Estimated reading time: 3 minutes
Measuring global temperatures allows scientists to determine “Global Warming,” which is important to predict our future climate. The term “global warming” is also used to refer to increases in the average temperature of the air and sea at Earth’s surface.
Global temperatures have not been increasing uniformly across the planet, but globally averaged temperatures definitely show an upward trend. (especially since the 1970’s) you can view this in the graphs below.
Why are we showing you this?
We believe everyone is entitled to their own opinion, and we respect that. This article is not be written to pursuade you. It is simply providing you the science, summarising it for, allowing you to make your own decision.
NASA – Global Temperature Index
NASA’s graph illustrates the change in global surface temperature relative to 1951-1980 average temperatures.
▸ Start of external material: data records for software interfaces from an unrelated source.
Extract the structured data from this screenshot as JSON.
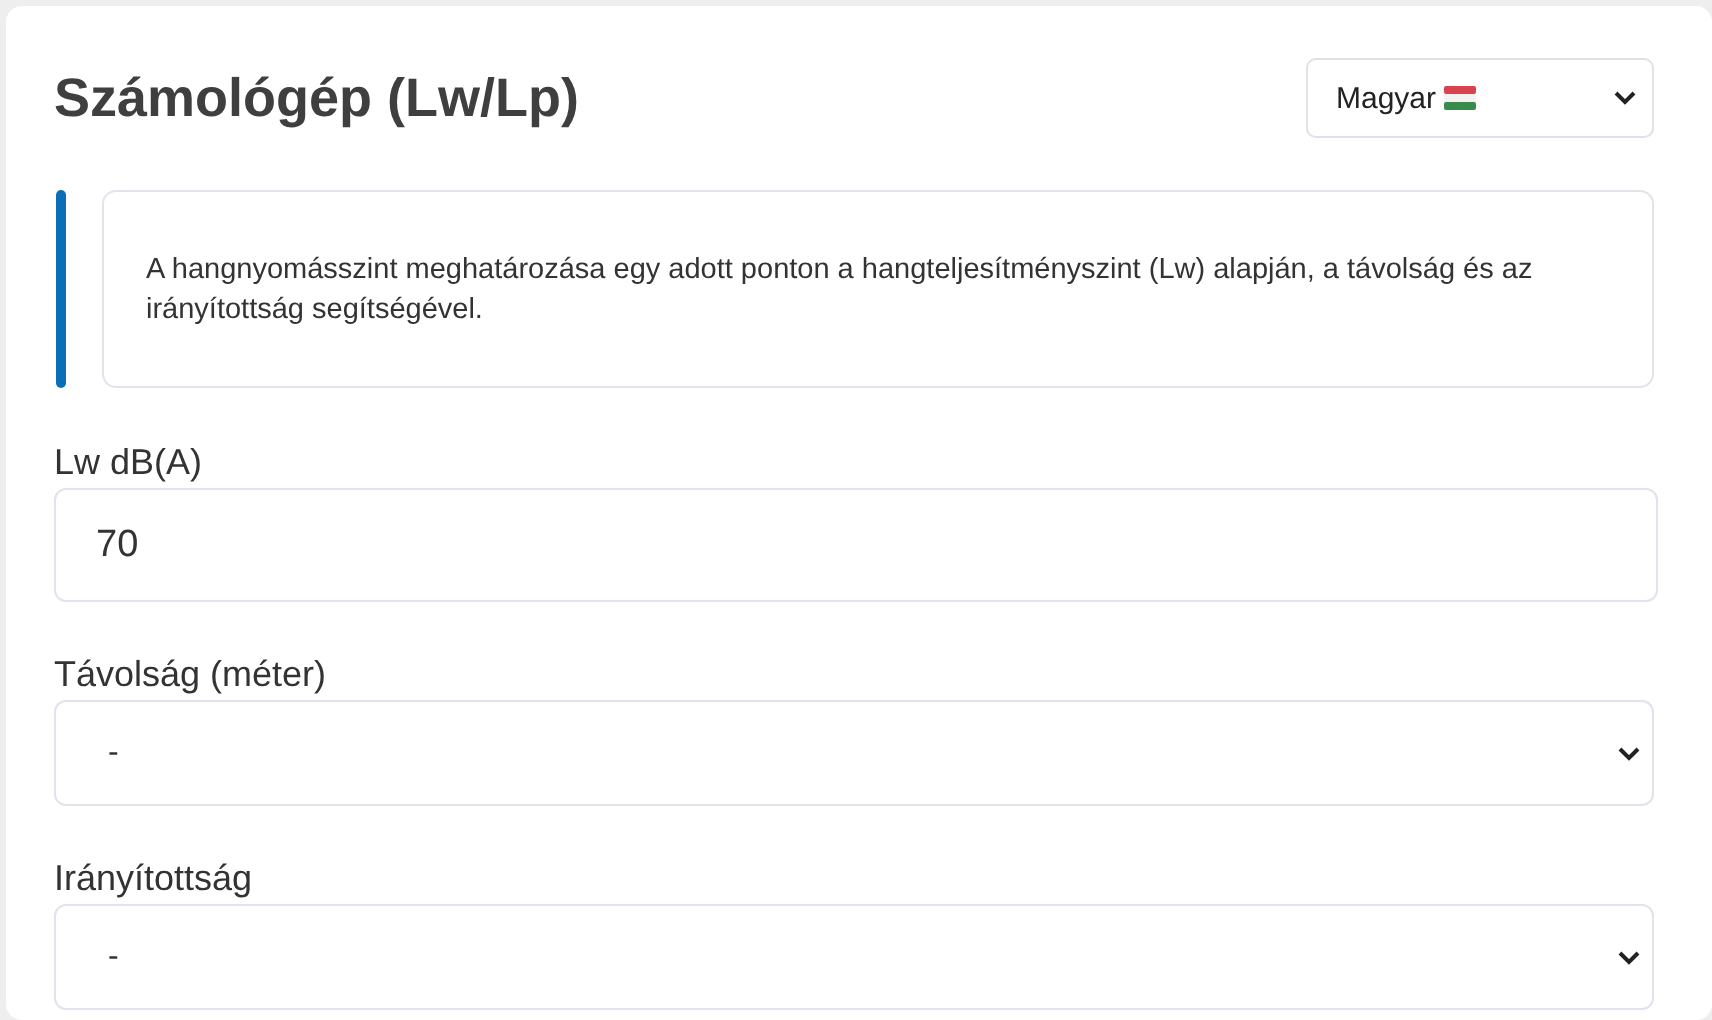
{
  "title": "Számológép (Lw/Lp)",
  "language": {
    "value": "Magyar"
  },
  "info": "A hangnyomásszint meghatározása egy adott ponton a hangteljesítményszint (Lw) alapján, a távolság és az irányítottság segítségével.",
  "fields": [
    {
      "kind": "input",
      "label": "Lw dB(A)",
      "value": "70"
    },
    {
      "kind": "select",
      "label": "Távolság (méter)",
      "value": "-"
    },
    {
      "kind": "select",
      "label": "Irányítottság",
      "value": "-"
    }
  ]
}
Nineteen of the 20 warmest years all have occurred since 2001, except for 1998. The year 2016 ranks as the warmest on record (source: NASA/GISS). This research is broadly consistent with similar constructions prepared by the Climatic Research Unit and the National Oceanic and Atmospheric Administration.
Source: NASA Climate Global Climate Change, retrieved on December 9, 2020. Data download
NOAA – Climate at a Glance: Global Time Series
Climate Monitoring at NOAA’s National Centers for Environmental Information is committed to the monitoring and assessment of the state of the Earth’s climate in near real-time, providing decision-makers at all levels of the public and private sectors with data and information on climate trends and variability.
Source: NOAA National Centers for Environmental Information, Climate at a Glance: Global Time Series, published November 2019, retrieved on December 9, 2020, from https://www.ncdc.noaa.gov/cag/
European Environment Agency
How do they determine the Average Global Temperature?
To determine the Earth’s temperature, scientists combine measurements from the air above land and the ocean surface collected by ships, buoys, and sometimes satellites, too.
The temperature at each land and ocean station is compared daily to what is ‘normal’ for that location and time, typically the long-term average over a 30-year period. The differences are called an ‘anomalies’ and they help scientists evaluate how temperature is changing over time.
A ‘positive’ anomaly means the temperature is warmer than the long-term average, a ‘negative’ anomaly means it’s cooler. Daily anomalies are averaged together over a whole month. These are, in turn, used to work out temperature anomalies from season-to-season and year-to-year.
What data do they use to measure global temperatures?
Scientists use four major datasets to study global temperature. The UK Met Office Hadley Centre and the University of East Anglia’s Climatic Research Unit jointly produce HadCRUT4 .
In the US, the GISTEMP series comes via the NASA Goddard Institute for Space Sciences (GISS), while the National Oceanic and Atmospheric Administration (NOAA) creates the MLOST record. The Japan Meteorological Agency (JMA) produces a fourth dataset.
Here’s how global temperatures in three of the four datasets compare over the past 130 years. You can see they all show a warming trend.